In recent weeks, 10 procurement officials have been charged with misconduct for soliciting bribes and rigging bids in Congo and Haiti. It has been the largest crackdown on U.N. staff malfeasance in the field in more than a decade. The task force has issued a series of public and confidential reports charging that corruption has spread from U.N. headquarters – where three officials have been convicted in bribery schemes – to the far reaches of its growing peacekeeping empire. The task force has also cast a spotlight on the U.N.’s repeated failure to take action against officials long suspected of wrongdoing. “The task force identified multiple instances of fraud, corruption, waste and mismanagement at U.N. headquarters and peacekeeping missions, including ten significant instances of fraud and corruption with aggregate value in excess of $610 million,” said one report by the task force, headed by a former federal prosecutor in Connecticut, Robert Appleton…..

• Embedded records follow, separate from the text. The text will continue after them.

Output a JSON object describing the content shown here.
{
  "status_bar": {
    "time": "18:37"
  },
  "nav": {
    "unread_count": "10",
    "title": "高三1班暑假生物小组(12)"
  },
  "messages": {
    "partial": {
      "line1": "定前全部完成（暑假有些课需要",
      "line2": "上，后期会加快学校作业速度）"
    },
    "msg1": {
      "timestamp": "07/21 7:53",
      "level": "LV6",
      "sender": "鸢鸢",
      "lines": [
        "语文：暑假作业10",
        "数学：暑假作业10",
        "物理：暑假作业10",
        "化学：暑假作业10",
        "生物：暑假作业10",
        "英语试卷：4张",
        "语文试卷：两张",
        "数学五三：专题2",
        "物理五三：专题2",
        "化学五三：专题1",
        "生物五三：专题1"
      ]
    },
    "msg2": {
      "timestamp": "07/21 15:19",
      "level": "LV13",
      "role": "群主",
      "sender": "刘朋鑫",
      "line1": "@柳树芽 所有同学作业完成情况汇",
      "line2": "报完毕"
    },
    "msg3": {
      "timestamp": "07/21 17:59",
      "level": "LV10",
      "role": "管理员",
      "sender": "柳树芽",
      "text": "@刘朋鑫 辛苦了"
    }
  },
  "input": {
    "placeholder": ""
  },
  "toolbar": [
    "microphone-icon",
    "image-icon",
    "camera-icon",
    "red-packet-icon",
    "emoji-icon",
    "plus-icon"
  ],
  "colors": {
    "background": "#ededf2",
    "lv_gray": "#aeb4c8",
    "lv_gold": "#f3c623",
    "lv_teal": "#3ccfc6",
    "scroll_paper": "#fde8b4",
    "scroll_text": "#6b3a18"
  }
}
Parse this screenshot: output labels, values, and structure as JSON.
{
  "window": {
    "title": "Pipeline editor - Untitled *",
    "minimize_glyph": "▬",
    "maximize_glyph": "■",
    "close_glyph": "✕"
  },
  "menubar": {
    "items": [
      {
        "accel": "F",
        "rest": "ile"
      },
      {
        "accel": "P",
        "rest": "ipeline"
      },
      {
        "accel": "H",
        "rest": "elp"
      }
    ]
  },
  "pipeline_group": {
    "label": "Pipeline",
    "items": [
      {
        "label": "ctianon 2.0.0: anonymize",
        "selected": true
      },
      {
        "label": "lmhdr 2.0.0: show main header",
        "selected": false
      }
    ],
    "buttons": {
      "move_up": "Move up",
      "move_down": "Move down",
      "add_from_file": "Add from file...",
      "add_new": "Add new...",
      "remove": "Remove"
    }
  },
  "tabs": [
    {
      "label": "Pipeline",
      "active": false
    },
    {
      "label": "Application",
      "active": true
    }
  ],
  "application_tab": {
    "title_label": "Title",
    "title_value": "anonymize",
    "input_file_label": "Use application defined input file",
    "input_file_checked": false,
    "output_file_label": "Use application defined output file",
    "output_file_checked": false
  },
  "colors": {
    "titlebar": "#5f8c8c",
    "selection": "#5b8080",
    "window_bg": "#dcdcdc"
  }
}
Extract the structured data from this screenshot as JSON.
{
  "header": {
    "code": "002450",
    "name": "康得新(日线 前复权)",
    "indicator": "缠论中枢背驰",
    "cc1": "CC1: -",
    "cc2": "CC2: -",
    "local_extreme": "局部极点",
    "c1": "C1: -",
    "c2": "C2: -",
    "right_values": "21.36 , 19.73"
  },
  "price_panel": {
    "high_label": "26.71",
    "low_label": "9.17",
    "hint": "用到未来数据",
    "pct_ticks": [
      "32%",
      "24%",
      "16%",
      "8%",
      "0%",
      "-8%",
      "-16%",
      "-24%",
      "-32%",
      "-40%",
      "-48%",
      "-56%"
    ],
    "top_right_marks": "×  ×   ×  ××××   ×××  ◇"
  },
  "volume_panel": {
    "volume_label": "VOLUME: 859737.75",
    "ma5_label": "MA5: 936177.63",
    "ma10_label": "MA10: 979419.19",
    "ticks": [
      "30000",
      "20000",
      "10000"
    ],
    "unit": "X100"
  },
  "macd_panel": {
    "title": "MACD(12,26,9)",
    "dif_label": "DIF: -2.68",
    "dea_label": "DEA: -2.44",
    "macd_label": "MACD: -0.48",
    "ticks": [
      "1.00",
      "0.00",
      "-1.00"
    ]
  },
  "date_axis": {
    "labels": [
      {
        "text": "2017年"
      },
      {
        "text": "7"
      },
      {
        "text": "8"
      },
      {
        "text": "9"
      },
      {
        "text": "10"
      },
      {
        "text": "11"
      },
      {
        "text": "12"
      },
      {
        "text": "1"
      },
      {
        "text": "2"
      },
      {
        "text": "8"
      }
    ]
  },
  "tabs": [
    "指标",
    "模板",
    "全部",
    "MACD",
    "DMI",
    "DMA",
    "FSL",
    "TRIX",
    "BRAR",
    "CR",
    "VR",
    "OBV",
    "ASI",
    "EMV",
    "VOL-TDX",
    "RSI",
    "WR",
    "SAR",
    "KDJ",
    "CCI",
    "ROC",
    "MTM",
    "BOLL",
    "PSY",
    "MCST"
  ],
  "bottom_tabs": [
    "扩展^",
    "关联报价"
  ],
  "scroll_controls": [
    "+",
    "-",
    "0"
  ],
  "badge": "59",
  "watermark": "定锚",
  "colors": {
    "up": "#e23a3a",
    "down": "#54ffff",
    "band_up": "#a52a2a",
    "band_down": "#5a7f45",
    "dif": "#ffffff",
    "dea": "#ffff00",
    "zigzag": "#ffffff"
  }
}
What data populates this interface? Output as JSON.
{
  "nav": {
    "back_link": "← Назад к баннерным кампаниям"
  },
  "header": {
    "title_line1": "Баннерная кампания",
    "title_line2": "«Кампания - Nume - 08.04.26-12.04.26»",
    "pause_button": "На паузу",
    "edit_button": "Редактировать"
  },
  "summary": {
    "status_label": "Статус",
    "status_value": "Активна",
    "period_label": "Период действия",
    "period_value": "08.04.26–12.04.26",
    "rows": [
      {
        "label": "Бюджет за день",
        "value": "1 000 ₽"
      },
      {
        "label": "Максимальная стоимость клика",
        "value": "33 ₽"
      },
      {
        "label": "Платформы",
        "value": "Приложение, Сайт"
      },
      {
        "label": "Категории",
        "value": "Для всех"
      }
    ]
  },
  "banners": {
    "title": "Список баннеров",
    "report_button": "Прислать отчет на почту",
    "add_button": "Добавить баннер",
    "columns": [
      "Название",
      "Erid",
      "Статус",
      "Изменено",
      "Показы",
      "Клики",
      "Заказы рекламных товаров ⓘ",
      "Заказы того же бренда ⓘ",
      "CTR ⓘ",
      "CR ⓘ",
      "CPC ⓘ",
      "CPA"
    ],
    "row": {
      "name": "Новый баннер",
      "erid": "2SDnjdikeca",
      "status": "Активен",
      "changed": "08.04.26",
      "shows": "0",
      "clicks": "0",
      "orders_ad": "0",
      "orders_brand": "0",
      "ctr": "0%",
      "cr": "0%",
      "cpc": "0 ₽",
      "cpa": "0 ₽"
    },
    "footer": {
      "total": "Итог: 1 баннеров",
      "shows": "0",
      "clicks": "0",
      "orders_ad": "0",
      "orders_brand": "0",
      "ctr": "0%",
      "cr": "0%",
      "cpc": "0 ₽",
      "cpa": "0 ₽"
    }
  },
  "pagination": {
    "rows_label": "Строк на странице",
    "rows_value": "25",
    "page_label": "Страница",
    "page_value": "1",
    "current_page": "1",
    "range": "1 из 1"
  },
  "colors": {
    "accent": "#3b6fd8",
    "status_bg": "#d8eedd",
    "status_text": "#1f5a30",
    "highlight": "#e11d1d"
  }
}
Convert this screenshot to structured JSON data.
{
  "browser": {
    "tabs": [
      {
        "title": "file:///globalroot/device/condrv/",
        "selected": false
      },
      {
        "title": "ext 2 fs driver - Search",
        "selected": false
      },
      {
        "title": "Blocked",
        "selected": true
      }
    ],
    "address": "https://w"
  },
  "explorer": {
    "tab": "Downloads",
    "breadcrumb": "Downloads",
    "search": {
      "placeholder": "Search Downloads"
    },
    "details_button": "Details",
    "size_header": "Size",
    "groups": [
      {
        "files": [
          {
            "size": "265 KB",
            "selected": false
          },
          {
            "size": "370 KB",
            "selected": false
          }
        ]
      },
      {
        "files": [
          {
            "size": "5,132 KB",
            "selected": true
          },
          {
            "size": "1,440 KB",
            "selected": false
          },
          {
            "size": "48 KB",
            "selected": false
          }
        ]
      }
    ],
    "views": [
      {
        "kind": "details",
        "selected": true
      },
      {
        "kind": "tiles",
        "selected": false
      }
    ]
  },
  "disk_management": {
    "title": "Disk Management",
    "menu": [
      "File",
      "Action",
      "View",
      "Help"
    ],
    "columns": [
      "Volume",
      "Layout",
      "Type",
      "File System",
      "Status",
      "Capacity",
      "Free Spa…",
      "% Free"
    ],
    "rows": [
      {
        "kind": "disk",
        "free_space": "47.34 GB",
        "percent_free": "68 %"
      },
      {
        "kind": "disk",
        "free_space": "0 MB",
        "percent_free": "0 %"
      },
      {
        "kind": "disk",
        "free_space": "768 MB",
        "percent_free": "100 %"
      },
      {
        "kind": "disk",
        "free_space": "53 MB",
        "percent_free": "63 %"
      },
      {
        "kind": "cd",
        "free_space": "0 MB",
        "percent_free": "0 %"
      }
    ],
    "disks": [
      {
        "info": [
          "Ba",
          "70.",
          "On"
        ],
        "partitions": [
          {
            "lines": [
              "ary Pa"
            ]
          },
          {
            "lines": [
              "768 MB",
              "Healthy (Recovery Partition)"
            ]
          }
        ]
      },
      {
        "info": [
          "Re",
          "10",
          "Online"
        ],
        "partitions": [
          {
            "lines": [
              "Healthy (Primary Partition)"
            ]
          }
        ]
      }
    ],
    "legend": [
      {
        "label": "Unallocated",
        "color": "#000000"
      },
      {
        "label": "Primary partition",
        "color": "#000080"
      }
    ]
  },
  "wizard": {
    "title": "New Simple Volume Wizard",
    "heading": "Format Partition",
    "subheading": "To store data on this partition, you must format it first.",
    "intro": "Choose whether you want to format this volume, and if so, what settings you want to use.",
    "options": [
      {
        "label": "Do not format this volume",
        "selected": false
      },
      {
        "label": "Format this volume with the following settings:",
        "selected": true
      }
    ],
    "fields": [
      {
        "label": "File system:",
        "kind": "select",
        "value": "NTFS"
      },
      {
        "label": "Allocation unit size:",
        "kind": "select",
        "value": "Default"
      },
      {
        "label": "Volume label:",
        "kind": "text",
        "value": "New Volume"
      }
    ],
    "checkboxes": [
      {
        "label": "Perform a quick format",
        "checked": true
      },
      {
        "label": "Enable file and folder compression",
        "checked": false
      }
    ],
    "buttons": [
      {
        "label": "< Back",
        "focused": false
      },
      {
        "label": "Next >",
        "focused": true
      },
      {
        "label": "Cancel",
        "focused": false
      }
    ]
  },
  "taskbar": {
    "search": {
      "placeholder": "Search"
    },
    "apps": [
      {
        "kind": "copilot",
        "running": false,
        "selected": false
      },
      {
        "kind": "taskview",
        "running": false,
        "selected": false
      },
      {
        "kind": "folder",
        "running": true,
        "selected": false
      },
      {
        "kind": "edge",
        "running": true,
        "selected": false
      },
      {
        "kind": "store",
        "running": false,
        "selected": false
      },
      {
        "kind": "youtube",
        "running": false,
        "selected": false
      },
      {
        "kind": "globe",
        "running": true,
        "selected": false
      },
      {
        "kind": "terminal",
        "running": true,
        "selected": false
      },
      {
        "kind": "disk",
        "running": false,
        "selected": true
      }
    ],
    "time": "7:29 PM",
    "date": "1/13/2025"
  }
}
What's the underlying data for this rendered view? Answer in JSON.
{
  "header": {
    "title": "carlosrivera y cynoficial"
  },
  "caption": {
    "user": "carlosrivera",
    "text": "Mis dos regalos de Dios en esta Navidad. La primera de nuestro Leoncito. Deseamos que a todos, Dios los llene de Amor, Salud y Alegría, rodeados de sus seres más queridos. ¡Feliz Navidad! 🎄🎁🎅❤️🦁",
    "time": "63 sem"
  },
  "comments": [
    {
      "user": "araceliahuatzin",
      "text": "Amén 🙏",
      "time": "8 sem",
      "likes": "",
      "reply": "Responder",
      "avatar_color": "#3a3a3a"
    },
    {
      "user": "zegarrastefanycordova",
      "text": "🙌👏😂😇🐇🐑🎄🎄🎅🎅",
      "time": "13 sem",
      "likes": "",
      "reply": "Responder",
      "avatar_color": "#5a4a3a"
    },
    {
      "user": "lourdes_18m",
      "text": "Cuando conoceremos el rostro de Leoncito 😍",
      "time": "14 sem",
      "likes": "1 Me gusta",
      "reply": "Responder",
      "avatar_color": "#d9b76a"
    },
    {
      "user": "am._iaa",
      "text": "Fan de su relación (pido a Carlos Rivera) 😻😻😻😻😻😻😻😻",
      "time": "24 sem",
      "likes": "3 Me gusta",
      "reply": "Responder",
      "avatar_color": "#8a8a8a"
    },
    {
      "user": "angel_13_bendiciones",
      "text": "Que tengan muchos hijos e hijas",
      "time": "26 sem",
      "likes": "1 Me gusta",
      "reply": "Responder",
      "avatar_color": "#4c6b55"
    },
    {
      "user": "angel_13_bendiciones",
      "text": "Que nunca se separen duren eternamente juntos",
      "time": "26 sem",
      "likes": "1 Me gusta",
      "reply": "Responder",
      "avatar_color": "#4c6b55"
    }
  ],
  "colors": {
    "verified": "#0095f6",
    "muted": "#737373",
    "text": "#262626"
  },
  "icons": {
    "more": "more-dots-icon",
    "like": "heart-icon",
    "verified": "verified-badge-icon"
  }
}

The recent investigation in Congo revealed “widespread and inherent corruption” throughout the mission’s purchasing department. One official targeted in the probe, Abdul Karim Masri, had emerged unscathed from repeated OIOS inquiries into his alleged activities over more than a decade. The task force charged that Masri, 54, engaged in an “extensive pattern of bribery” during his seven years in Congo, according to a confidential account of the probe. The unit claimed Masri accepted a $10,000 bribe from a boating company, steered a big catering contract to a friend, and persuaded one U.N. contractor to paint his apartment and swimming pool for free. In Haiti, the U.N. charged five employees with misconduct after the task force established that they had steered a $10 million-a-year fuel contract to a Haitian company, Distributeurs Nationaux S.A., according to U.N. officials and confidential documents. The task force has been unable to prove that the five profited from the scheme, citing its lack of authority to subpoena bank records, but they recommended the case be referred for criminal prosecution by authorities in Haiti or the United States.